As a result, the administration says a phase-out of those policies over the next few months is necessary, arguing that hospitals and nursing homes “will be plunged into chaos” if they are cut immediately. House Republicans, however, are insistent on moving forward their legislation that would do just that, though the Democratic-controlled Senate could block their proposals.
See what others are saying: (The New York Times) (The Washington Post) (The Associated Press)
Conservatives are Mad at “Woke” Xbox for Minor Climate-Related Updates
The fury comes after Xbox announced it was slightly altering existing consoles to better utilize and save energy.
Same War, New Battlefield
Mere days after M&M canceled their “spokescandies” due to backlash from the right, led largely by Fox News’ Tucker Carlson, conservatives have found a new front for their ongoing culture war: Xbox.
Carlson spent months complaining that small character redesigns were “woke” because they made the animated anthropomorphized M&M’s — in his own words — “less sexy.” His campaign finally proved successful on Monday when the company announced it would be doing away with the spokescandies and replacing them with actress Maya Rudolph.
Conservatives, now facing a sudden dearth of non-issues to complain about, quickly found a new issue to rage against. Xbox announced in a blog post earlier this month that it is making minor updates to lower its environmental impact as part of an effort to reach Microsoft’s goal of being carbon-negative by 2030.
Now, instead of having an Xbox wake up to update games, apps, and software during random times of the night, it will do that at a time of night when a user’s local energy grid is generating the most power it can from renewable sources.
Xbox also said it would automatically update some older consoles to a power-saving mode that aims to reduce electricity consumption when it is turned off — a feature that is already the default on newer consoles.
According to The Verge, the only difference for users is that an Xbox in power-saving mode takes around 15 seconds to boot up instead of doing so immediately as the console does in “sleep” mode. The change is a small price to pay for what the outlet described as “significant” energy savings.
Xbox Under Fire
To many leading conservative voices, the minimal shifts were just another example of “woke” culture.
While discussing M&M’s spokescandies Tuesday morning, “Fox and Friends” co-host Ainsley Earhardt brought up Xbox’s new changes with Fox radio host Jimmy Failla.
“So Xbox has also announced that they’re going woke too, you know, because of climate change,” Earhardt said.
“I mean, it’s crazy what they’re doing, but we understand what this is. It’s not that it’s actually going to offset emissions, okay — the level of reduction is infinitesimal,” Failla claimed, without evidence. “But they’re trying to recruit your kids into climate politics at an earlier age; make them climate conscious now.”
“Yeah, I didn’t think of that — you’re right, they’re going after the children,” Earhardt agreed, despite the fact that internal data from Microsoft shows just around 10% of Xbox owners are under the age of 18.
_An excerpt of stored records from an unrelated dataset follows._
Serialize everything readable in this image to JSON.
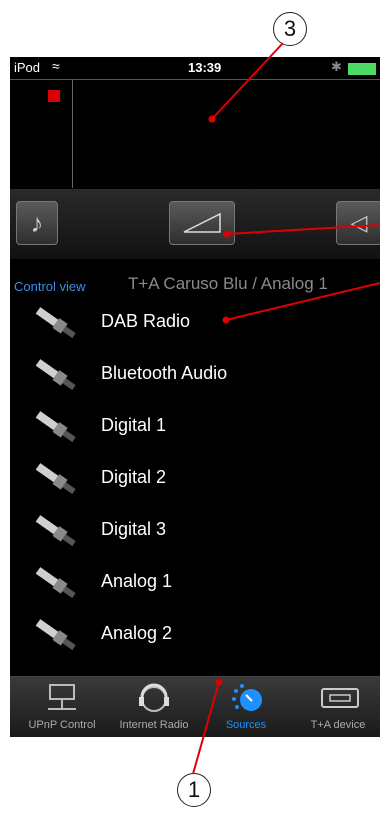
{
  "callouts": [
    "3",
    "1"
  ],
  "status_bar": {
    "carrier": "iPod",
    "time": "13:39"
  },
  "control_view_label": "Control view",
  "device_title": "T+A Caruso Blu / Analog 1",
  "sources": [
    "DAB Radio",
    "Bluetooth Audio",
    "Digital 1",
    "Digital 2",
    "Digital 3",
    "Analog 1",
    "Analog 2"
  ],
  "tabs": [
    {
      "label": "UPnP Control",
      "icon": "network-icon"
    },
    {
      "label": "Internet Radio",
      "icon": "globe-headphones-icon"
    },
    {
      "label": "Sources",
      "icon": "source-dial-icon",
      "active": true
    },
    {
      "label": "T+A device",
      "icon": "device-icon"
    }
  ],
  "colors": {
    "accent": "#1e90ff",
    "callout_line": "#e00000",
    "stop_indicator": "#dd0000"
  }
}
Other prominent conservatives also did their part to bait Americans into anger on social media, including America’s Foundation, which posted a tweet stating that “the woke brigade is after video games.”
The post linked an article from the right-wing website TheBlaze, which asserted that “Xbox will force gamers to power down to fight climate change.” That, however, is false — Xbox has said users can switch back and change the settings any time they want
Still, top lawmakers continued to share the article and spread its false claims, including Sen. Ted Cruz (R-Tx.).
“First gas stoves, then your coffee, now they’re gunning for your Xbox,” he wrote in the post, which was flagged by Twitter and given an “added context” warning.
The same warning, however, was not placed in a very similar post by Rep. Troy Nehls (R-Tx.), who also shared the article.
“They want to take your guns. They want to take your gas stoves. And now they want to take your Xbox. What’s next?” he wrote.